■ Data for the task ■
- - - -
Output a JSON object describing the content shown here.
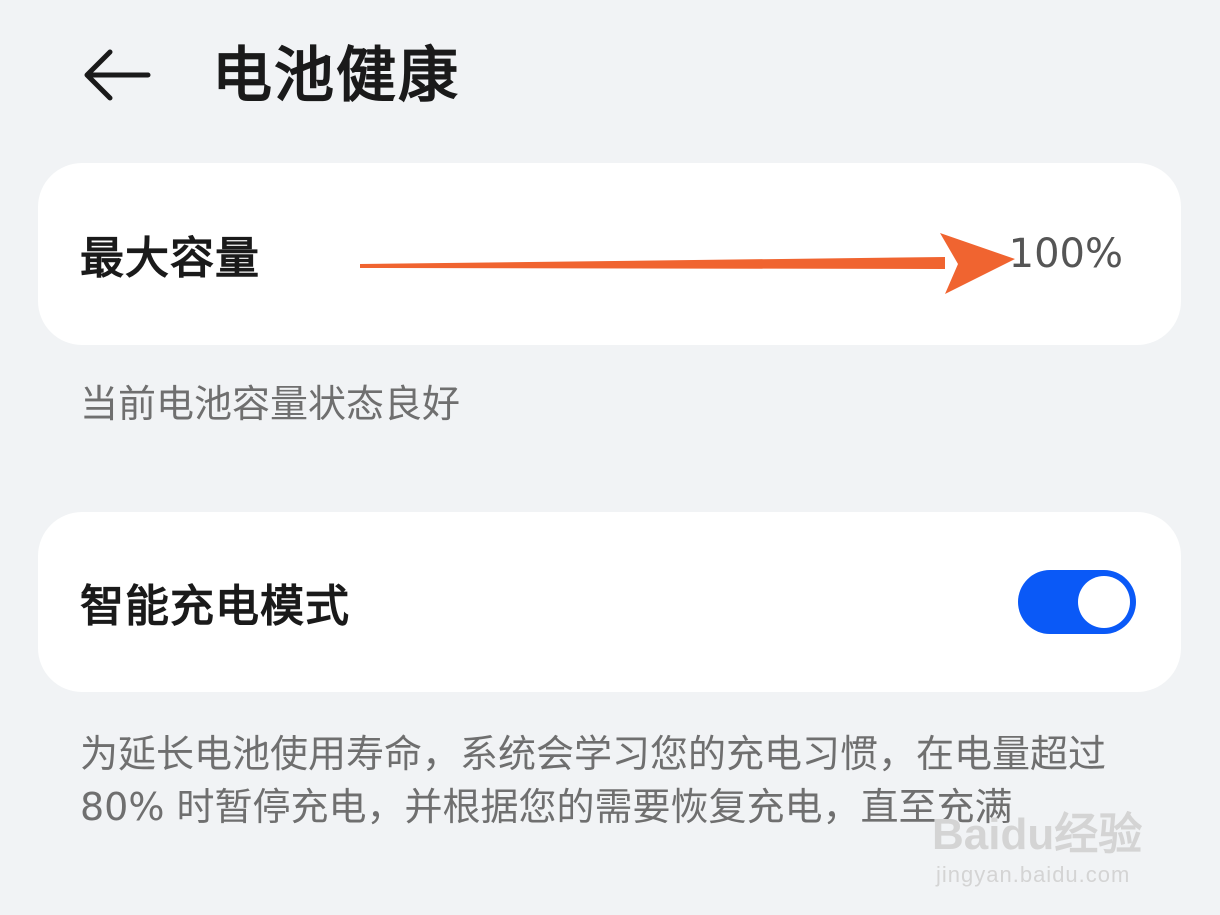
{
  "header": {
    "back_icon": "arrow-left-icon",
    "title": "电池健康"
  },
  "capacity": {
    "label": "最大容量",
    "value": "100%",
    "description": "当前电池容量状态良好"
  },
  "annotation": {
    "arrow_color": "#f06430"
  },
  "smart_charge": {
    "label": "智能充电模式",
    "toggle_on": true,
    "toggle_color": "#0a59f7",
    "description": "为延长电池使用寿命，系统会学习您的充电习惯，在电量超过 80% 时暂停充电，并根据您的需要恢复充电，直至充满"
  },
  "watermark": {
    "logo": "Baidu经验",
    "url": "jingyan.baidu.com"
  },
  "colors": {
    "background": "#f1f3f5",
    "card": "#ffffff"
  }
}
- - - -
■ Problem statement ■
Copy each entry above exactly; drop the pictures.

■ Response area ■
Output a JSON object describing the content shown here.
{
  "header": {
    "back_icon": "arrow-left-icon",
    "title": "电池健康"
  },
  "capacity": {
    "label": "最大容量",
    "value": "100%",
    "description": "当前电池容量状态良好"
  },
  "annotation": {
    "arrow_color": "#f06430"
  },
  "smart_charge": {
    "label": "智能充电模式",
    "toggle_on": true,
    "toggle_color": "#0a59f7",
    "description": "为延长电池使用寿命，系统会学习您的充电习惯，在电量超过 80% 时暂停充电，并根据您的需要恢复充电，直至充满"
  },
  "watermark": {
    "logo": "Baidu经验",
    "url": "jingyan.baidu.com"
  },
  "colors": {
    "background": "#f1f3f5",
    "card": "#ffffff"
  }
}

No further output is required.